> RECORDS FOR THIS EXERCISE
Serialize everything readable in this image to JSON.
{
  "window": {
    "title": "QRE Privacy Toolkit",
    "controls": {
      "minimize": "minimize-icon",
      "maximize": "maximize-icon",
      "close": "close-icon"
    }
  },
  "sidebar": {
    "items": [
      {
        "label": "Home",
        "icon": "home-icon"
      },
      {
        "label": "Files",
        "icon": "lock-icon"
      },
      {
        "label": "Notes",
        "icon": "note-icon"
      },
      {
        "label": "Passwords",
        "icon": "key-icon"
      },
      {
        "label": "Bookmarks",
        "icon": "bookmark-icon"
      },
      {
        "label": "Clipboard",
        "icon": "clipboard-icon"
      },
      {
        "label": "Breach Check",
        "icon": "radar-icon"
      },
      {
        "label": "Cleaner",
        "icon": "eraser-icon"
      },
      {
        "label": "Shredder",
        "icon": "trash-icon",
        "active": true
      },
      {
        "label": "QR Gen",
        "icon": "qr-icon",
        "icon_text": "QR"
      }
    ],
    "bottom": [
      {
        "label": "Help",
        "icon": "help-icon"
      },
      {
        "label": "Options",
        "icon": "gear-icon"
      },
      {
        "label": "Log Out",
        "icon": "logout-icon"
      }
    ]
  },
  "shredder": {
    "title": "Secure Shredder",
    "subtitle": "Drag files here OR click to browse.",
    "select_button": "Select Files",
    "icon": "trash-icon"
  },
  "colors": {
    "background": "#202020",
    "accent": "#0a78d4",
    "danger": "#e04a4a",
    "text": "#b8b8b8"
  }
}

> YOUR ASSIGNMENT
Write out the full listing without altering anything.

> SOLVED PROBLEM
Serialize everything readable in this image to JSON.
{
  "window": {
    "title": "QRE Privacy Toolkit",
    "controls": {
      "minimize": "minimize-icon",
      "maximize": "maximize-icon",
      "close": "close-icon"
    }
  },
  "sidebar": {
    "items": [
      {
        "label": "Home",
        "icon": "home-icon"
      },
      {
        "label": "Files",
        "icon": "lock-icon"
      },
      {
        "label": "Notes",
        "icon": "note-icon"
      },
      {
        "label": "Passwords",
        "icon": "key-icon"
      },
      {
        "label": "Bookmarks",
        "icon": "bookmark-icon"
      },
      {
        "label": "Clipboard",
        "icon": "clipboard-icon"
      },
      {
        "label": "Breach Check",
        "icon": "radar-icon"
      },
      {
        "label": "Cleaner",
        "icon": "eraser-icon"
      },
      {
        "label": "Shredder",
        "icon": "trash-icon",
        "active": true
      },
      {
        "label": "QR Gen",
        "icon": "qr-icon",
        "icon_text": "QR"
      }
    ],
    "bottom": [
      {
        "label": "Help",
        "icon": "help-icon"
      },
      {
        "label": "Options",
        "icon": "gear-icon"
      },
      {
        "label": "Log Out",
        "icon": "logout-icon"
      }
    ]
  },
  "shredder": {
    "title": "Secure Shredder",
    "subtitle": "Drag files here OR click to browse.",
    "select_button": "Select Files",
    "icon": "trash-icon"
  },
  "colors": {
    "background": "#202020",
    "accent": "#0a78d4",
    "danger": "#e04a4a",
    "text": "#b8b8b8"
  }
}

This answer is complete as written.